Which Brands Are Doing It Right
The brands that are winning in this area with Gen Y and Z right now include the NFL (which has several major social events on its calendar, notably devoting every October to Breast Cancer Awareness), Microsoft (for its K-12 STEM programs that have directly impacted many current Millennials), and McDonald’s (which has won acclaim for its HACER scholarship for Hispanic students as well as the long standing Ronald McDonald House Charities benefiting the health and well being of children).
Maker’s Mark bourbon delights in filling people with warm feelings and comfort with its quaffs, but for the 2015 Christmas season it decided to provide warmth of another kind. It’s #GetCozy campaign sent a truck around the country that accepted clothing donations for the homeless. One Warm Coat, a non-profit organization, distributed the contributions free of charge to people in need. Those who donated were thanked with hot chocolate, Maker’s Mark-styled gingerbread cookies, and an exclusive invitation to sampling events.
The Home Depot won praise for its partnership with KaBOOM, a non-profit organization that helps communities build playgrounds for children, for a three year, national program to build 1000 Playgrounds in 1000 Days. KaBOOM was created to combat the lack of physical play in today’s digitally-obsessed lifestyle and the associated problems of childhood obesity and fragmented communities. Home Depot, of course, is all about building things, so the partnership was entirely synergistic. Over the course of the initiative, nearly 100,000 Home Depot employees donated over 950,000 volunteer hours.
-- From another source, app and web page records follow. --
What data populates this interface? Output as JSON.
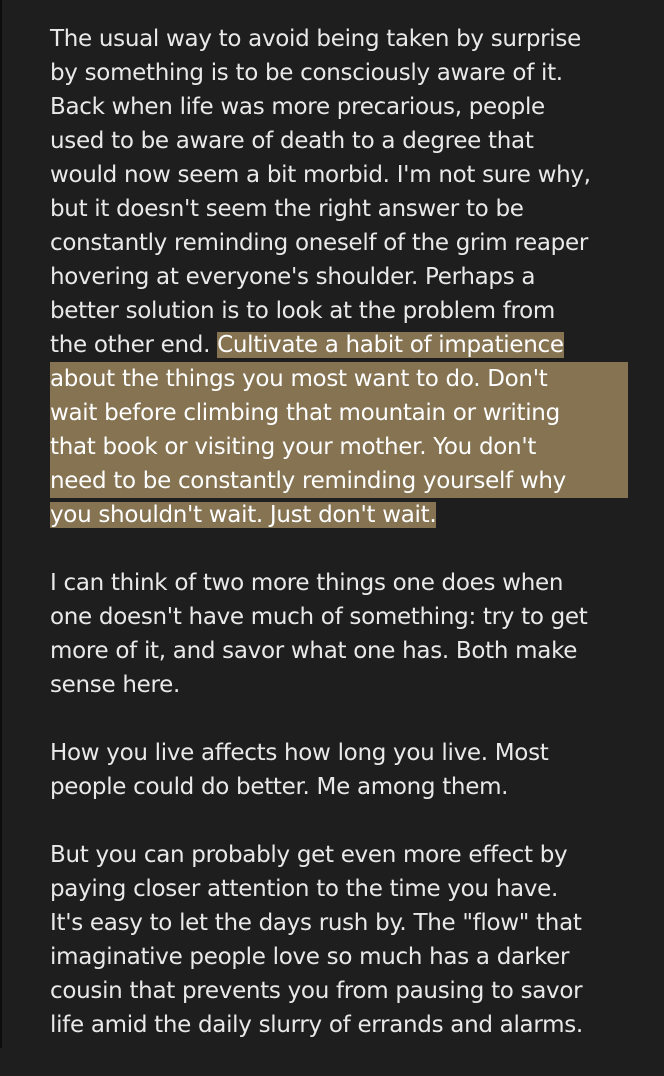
{
  "paragraphs": [
    {
      "lines": [
        "The usual way to avoid being taken by surprise",
        "by something is to be consciously aware of it.",
        "Back when life was more precarious, people",
        "used to be aware of death to a degree that",
        "would now seem a bit morbid. I'm not sure why,",
        "but it doesn't seem the right answer to be",
        "constantly reminding oneself of the grim reaper",
        "hovering at everyone's shoulder. Perhaps a",
        "better solution is to look at the problem from"
      ],
      "mixed_line": {
        "plain": "the other end. ",
        "highlighted": "Cultivate a habit of impatience"
      },
      "highlighted_lines": [
        "about the things you most want to do. Don't",
        "wait before climbing that mountain or writing",
        "that book or visiting your mother. You don't",
        "need to be constantly reminding yourself why"
      ],
      "highlighted_last": "you shouldn't wait. Just don't wait."
    },
    {
      "lines": [
        "I can think of two more things one does when",
        "one doesn't have much of something: try to get",
        "more of it, and savor what one has. Both make",
        "sense here."
      ]
    },
    {
      "lines": [
        "How you live affects how long you live. Most",
        "people could do better. Me among them."
      ]
    },
    {
      "lines": [
        "But you can probably get even more effect by",
        "paying closer attention to the time you have.",
        "It's easy to let the days rush by. The \"flow\" that",
        "imaginative people love so much has a darker",
        "cousin that prevents you from pausing to savor",
        "life amid the daily slurry of errands and alarms."
      ]
    }
  ],
  "colors": {
    "background": "#1e1e1e",
    "text": "#e9e9e9",
    "highlight": "#857352"
  }
}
Authenticity is a differentiator. It’s why Tom’s Shoes, with its one-for-one model that gives a pair of shoes to someone in need for every pair bought, will always have a leg up in cause marketing over another shoe company that merely rolls out a small cause marketing campaign every few years. Consumers can see that Tom’s is transparently proving its commitment to improving lives.
Patagonia, likewise, has made the fight against deforestation an essential part of its corporate mission, spearheading efforts to protect public lands from development. A powerful commitment like that will always earn more support and admiration than merely wearing a pink ribbon, donning a yellow bracelet, or adding red parenthesis to your product. It isn’t to say those causes aren’t worthwhile or do real good in the world, but consumers can tell who putting real skin in the game and who is less committed.
Cause marketing is clearly a growth sector today, with benefits for individuals and brands alike. The question then is, where should we start? Is it better to concentrate on doing good in our own backyard, focusing on areas and issues directly related to our particular operation, or should we find the place where we can do the most good, regardless of what the cause is?
The answer is, it doesn’t entirely matter. Good works are good works. Both will be welcomed and lauded. What is important is that the cause is aligned with either your corporate culture or the values of your audience, and ideally both. Internally relevant causes will improve organizational morale, and engaging in topics near and dear to your customers will prove that your conduct is as authentic as your stated principles.
Cause marketing is, at its core, emotional marketing. We are tapping into something deeper than mere wants and needs. Instead, the goal is to connect with people at a level they rarely let brands in. Our causes speak to our passions, our ethical standards, even our search for meaning. Successful cause marketing campaigns let audiences know that others share their convictions and inspire them to take similar action.
Generation Y and Z may be the catalyst for this trend right now, but the good it’s doing knows no demographic boundaries and only looks to spread further in the coming years.